Since taking over vast swaths of Iraq and Syria ISIS has carried out a campaign of violence and subjugation against Christians, Yazidis and other religious minorities.
As mass killings and desperate attempts to flee put several of these groups at risk of extinction, the human rights subcommittee held a hearing on 30 May to shed light on the plight of those caught up in the unrest. Minority representatives from the region shared their first-hand observations with us.
Sundus Abbas, Iraqi Turkmen representative
Constituting the third largest ethnicity in Iraq, since 2003 Iraqi Turkmen have been exposed to bombings, assassinations and kidnappings while our lands have been confiscated by the Kurds. A European Parliament resolution in 2013 called on the Iraqi and Kurdish authorities to provide protection for Iraqi Turkmen.
Unfortunately, both parties have left us completely exposed to ISIS. Iraqi and Kurdish forces withdrew from Tal Afar, a city which was 90% Iraqi Turkmen and left the population face to face with ISIS. 350,000 people had to flee while over 500 women and 150 children were abducted. The same has happened in other Iraqi Turkmen areas.
In Taza, just south of Kirkuk, ISIS recently launched a chemical attack. We urge European countries to understand that Iraq is a mosaic; it is more than just Shia, Sunni and Kurd. If the Iraqi and Kurdish authorities cannot provide protection, then Iraqi Turkmen have a right to form our own armed force and to protect ourselves on our own land.
We condemn ISIS atrocities against Yazidis and Christians, but Iraqi Turkmen need assistance also.
Sam Andrews, Arab Human Rights Academy
Anyone who doesn't conform to the highly fundamentalist Islam of ISIS is either forced to convert or simply executed. The very small minorities in Iraq are becoming increasingly crushed between government forces and ISIS.
As the government seeks to create a new narrative of an Iraq unified between Sunni, Shia and Kurd, they are neglecting the ever-shrinking minorities whose fundamental rights are being removed piece by piece. We need to ensure that the internally displaced have the necessary provisions to survive.
Due to historic persecution some people do not have ID cards and cannot seek assistance from the government. We need to ensure that those who have traditionally been marginalised do not fall through the gaps of provision, and in the long term civil society in Iraq needs to be strengthened.
Archimandrite Emanuel Youkhana, leader of the Assyrian Christians

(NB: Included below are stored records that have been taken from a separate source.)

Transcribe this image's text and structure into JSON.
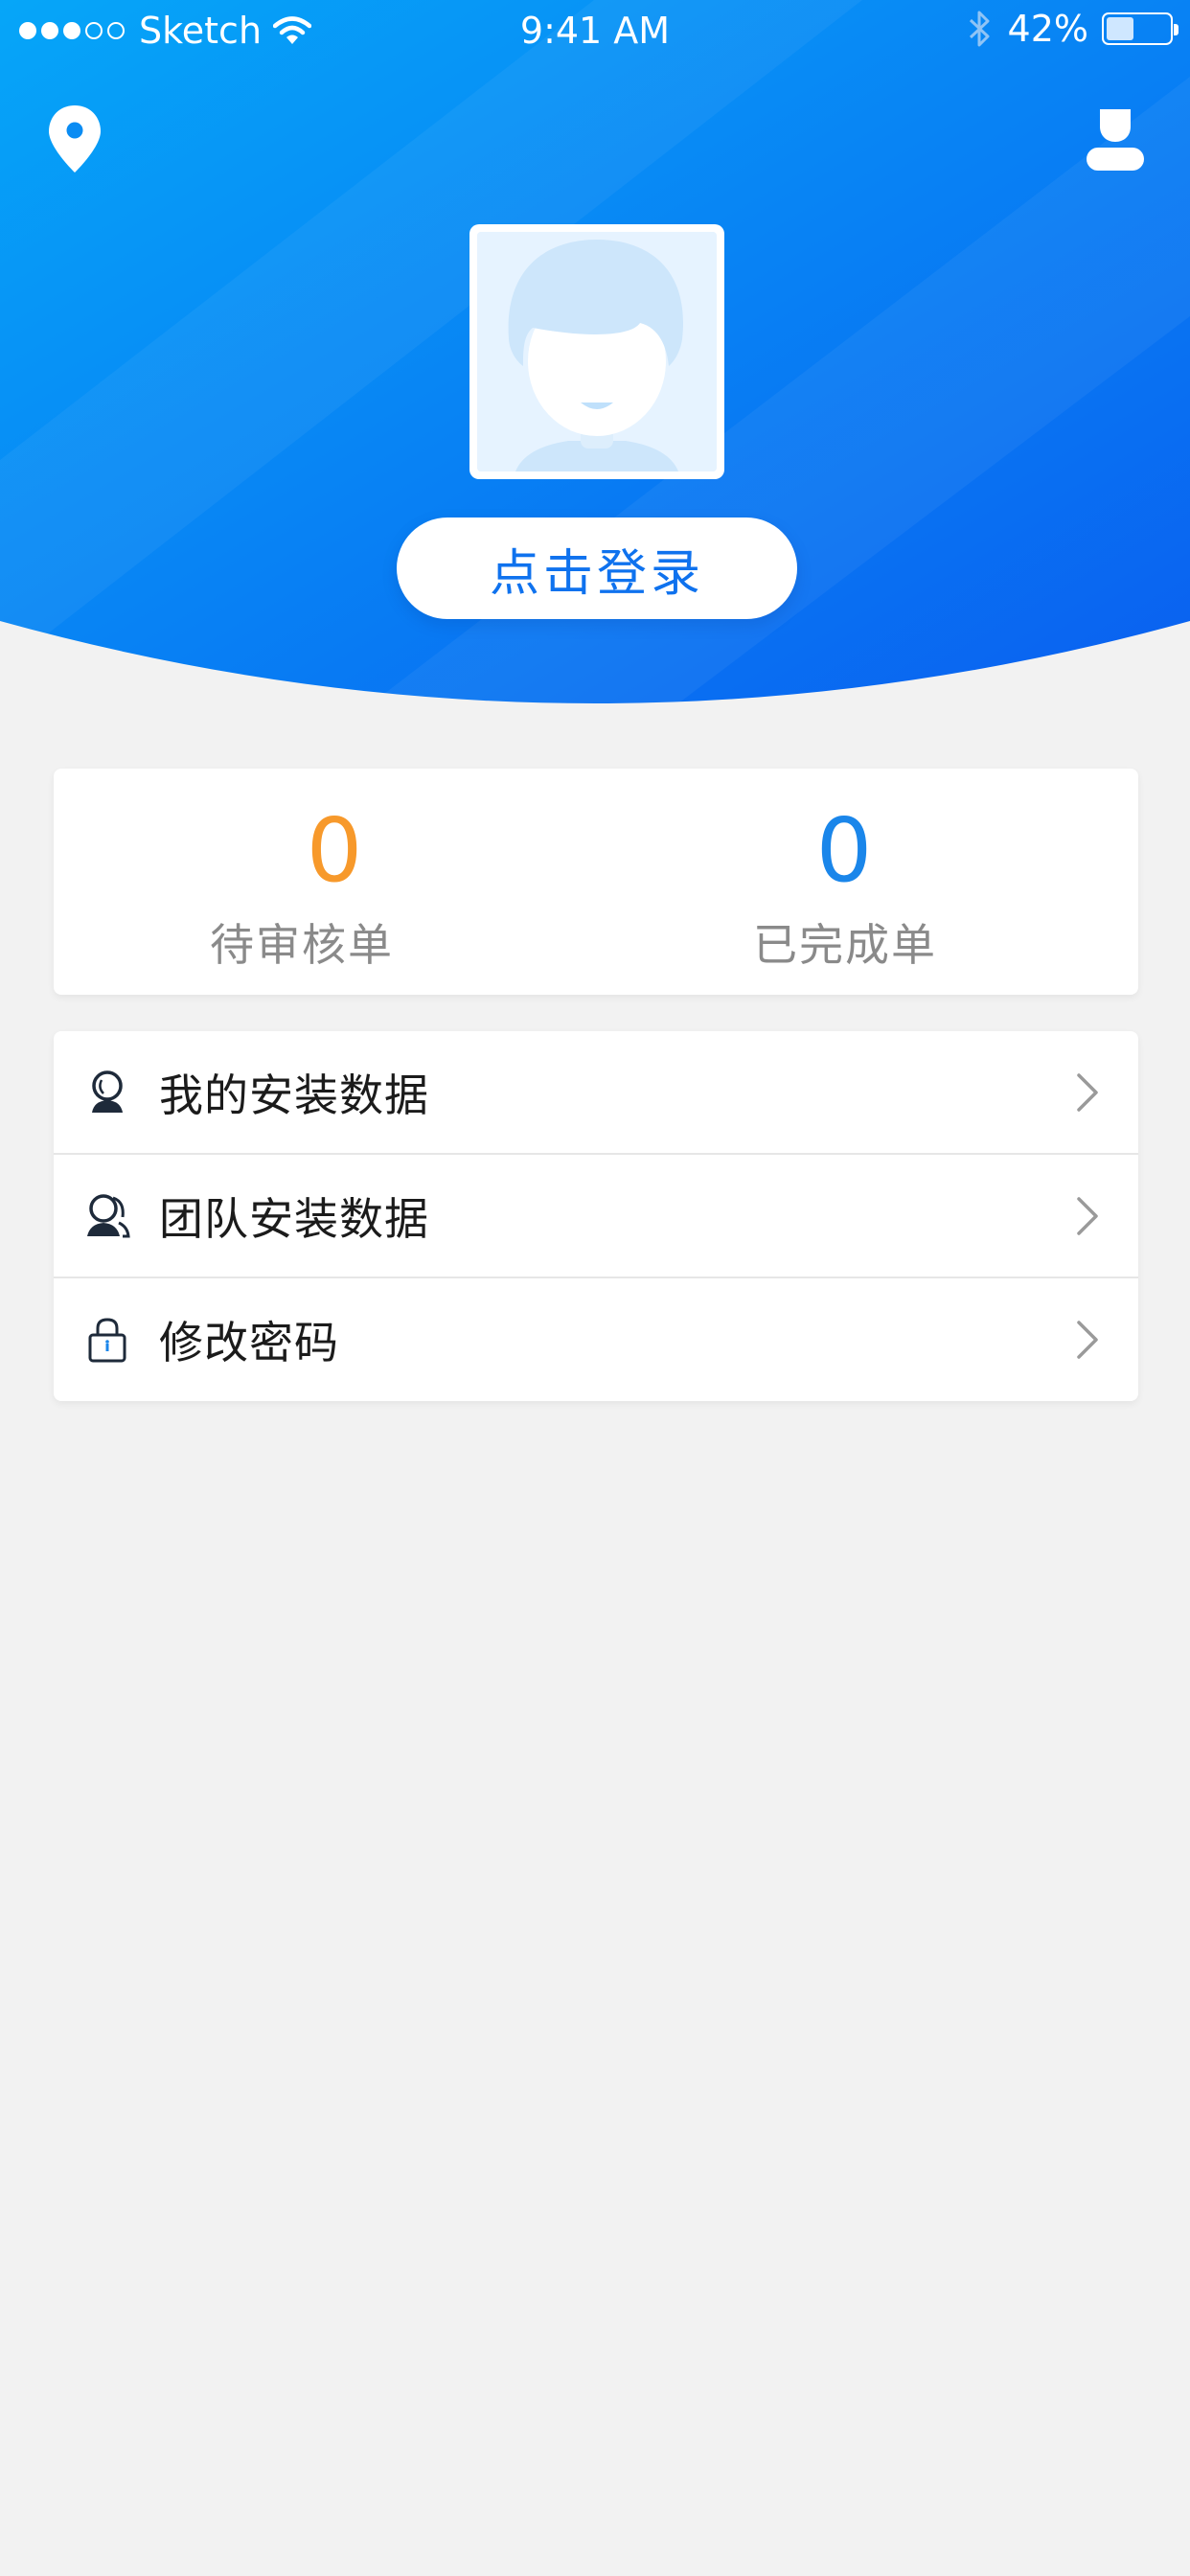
{
  "status_bar": {
    "carrier": "Sketch",
    "time": "9:41 AM",
    "battery": "42%",
    "battery_level": 0.42
  },
  "header": {
    "location_icon": "location-pin-icon",
    "user_icon": "user-icon",
    "avatar": "default-avatar",
    "login_label": "点击登录"
  },
  "colors": {
    "header_gradient_start": "#06a6f8",
    "header_gradient_end": "#0a5ff0",
    "accent_blue": "#0f72ee",
    "pending_orange": "#f7992b",
    "completed_blue": "#1a86ea",
    "page_bg": "#f2f2f2"
  },
  "stats": [
    {
      "value": "0",
      "label": "待审核单"
    },
    {
      "value": "0",
      "label": "已完成单"
    }
  ],
  "menu": [
    {
      "icon": "personal-data-icon",
      "label": "我的安装数据"
    },
    {
      "icon": "team-data-icon",
      "label": "团队安装数据"
    },
    {
      "icon": "lock-icon",
      "label": "修改密码"
    }
  ]
}
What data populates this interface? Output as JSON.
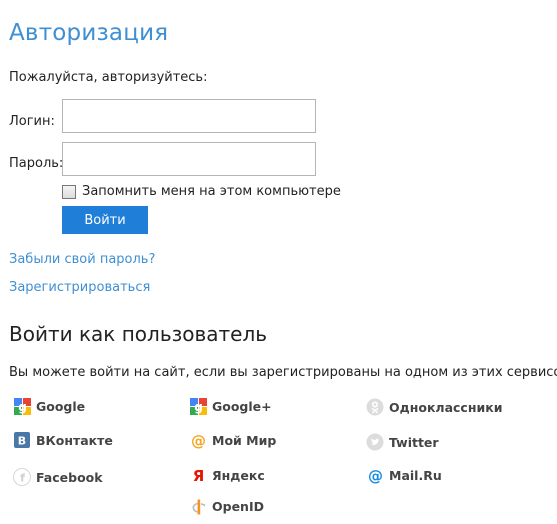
{
  "page_title": "Авторизация",
  "intro": "Пожалуйста, авторизуйтесь:",
  "login_label": "Логин:",
  "password_label": "Пароль:",
  "login_value": "",
  "password_value": "",
  "remember_label": "Запомнить меня на этом компьютере",
  "login_button": "Войти",
  "forgot_link": "Забыли свой пароль?",
  "register_link": "Зарегистрироваться",
  "social_title": "Войти как пользователь",
  "social_desc": "Вы можете войти на сайт, если вы зарегистрированы на одном из этих сервисов:",
  "providers": {
    "google": "Google",
    "google_plus": "Google+",
    "odnoklassniki": "Одноклассники",
    "vkontakte": "ВКонтакте",
    "moy_mir": "Мой Мир",
    "twitter": "Twitter",
    "facebook": "Facebook",
    "yandex": "Яндекс",
    "mailru": "Mail.Ru",
    "openid": "OpenID"
  },
  "colors": {
    "accent": "#3f8fd3",
    "button": "#1f7fd8",
    "vk": "#4a76a8",
    "mail": "#168de2",
    "moymir": "#f5a623",
    "yandex": "#e61400",
    "openid": "#f7931e"
  }
}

The existence of an indigenous community that is 2,000 years old and predates Islam is now seriously endangered. There were over one million Christians in Iraq in 2003, now the most optimistic estimates are of 250,000.
The richness of the Middle East comes from its diversity yet from primary school right through to university an Iraqi child will never learn a word about non-Muslim minorities like the Jews, Mandaeans, Yazidis and Christians. Daesh is uprooting us physically but we have already been uprooted from the national consciousness.

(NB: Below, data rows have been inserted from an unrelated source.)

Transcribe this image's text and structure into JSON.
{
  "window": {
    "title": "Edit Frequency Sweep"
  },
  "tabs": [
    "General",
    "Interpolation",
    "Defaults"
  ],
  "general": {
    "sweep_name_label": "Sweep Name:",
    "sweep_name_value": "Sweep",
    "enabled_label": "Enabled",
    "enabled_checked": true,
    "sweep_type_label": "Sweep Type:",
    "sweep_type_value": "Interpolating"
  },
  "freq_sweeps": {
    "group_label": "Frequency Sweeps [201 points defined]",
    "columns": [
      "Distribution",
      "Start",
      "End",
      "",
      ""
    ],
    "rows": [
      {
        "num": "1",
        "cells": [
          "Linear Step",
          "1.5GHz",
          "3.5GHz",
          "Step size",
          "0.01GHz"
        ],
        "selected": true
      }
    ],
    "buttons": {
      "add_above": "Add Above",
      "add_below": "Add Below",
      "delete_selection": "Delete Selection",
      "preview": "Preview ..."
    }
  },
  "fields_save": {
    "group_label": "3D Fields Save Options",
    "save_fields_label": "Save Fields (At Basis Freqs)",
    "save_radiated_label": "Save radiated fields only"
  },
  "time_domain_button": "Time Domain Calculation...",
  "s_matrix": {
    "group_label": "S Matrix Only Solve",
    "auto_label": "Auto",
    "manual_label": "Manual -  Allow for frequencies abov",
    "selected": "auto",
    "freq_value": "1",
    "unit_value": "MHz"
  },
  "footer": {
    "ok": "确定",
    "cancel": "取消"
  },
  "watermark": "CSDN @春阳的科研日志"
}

They are targeting everyone who does not share its ideology but the Yazidis and Christians are the primary targets. People are being removed from their homes, women and girls are being taken as slaves and churches are bombed and looted.
120,000 Christians were driven out of their towns and villages in the Nineveh plains and Mosul and for the first time in 2,000 years there are no Christmas services in the biblical city of Nineveh. So I thank the Parliament for this discussion but Iraq's minorities are tired of hearing statements of solidarity. We need immediate action.
Yazidi rights activist Nadia Murad Basee Taha and Father Ziad Hilal, formerly responsible for the Jesuit Refugee Service in Homs, also took part in the hearing. It was presided over by chair Elena Valenciano. All interventions can be watched here.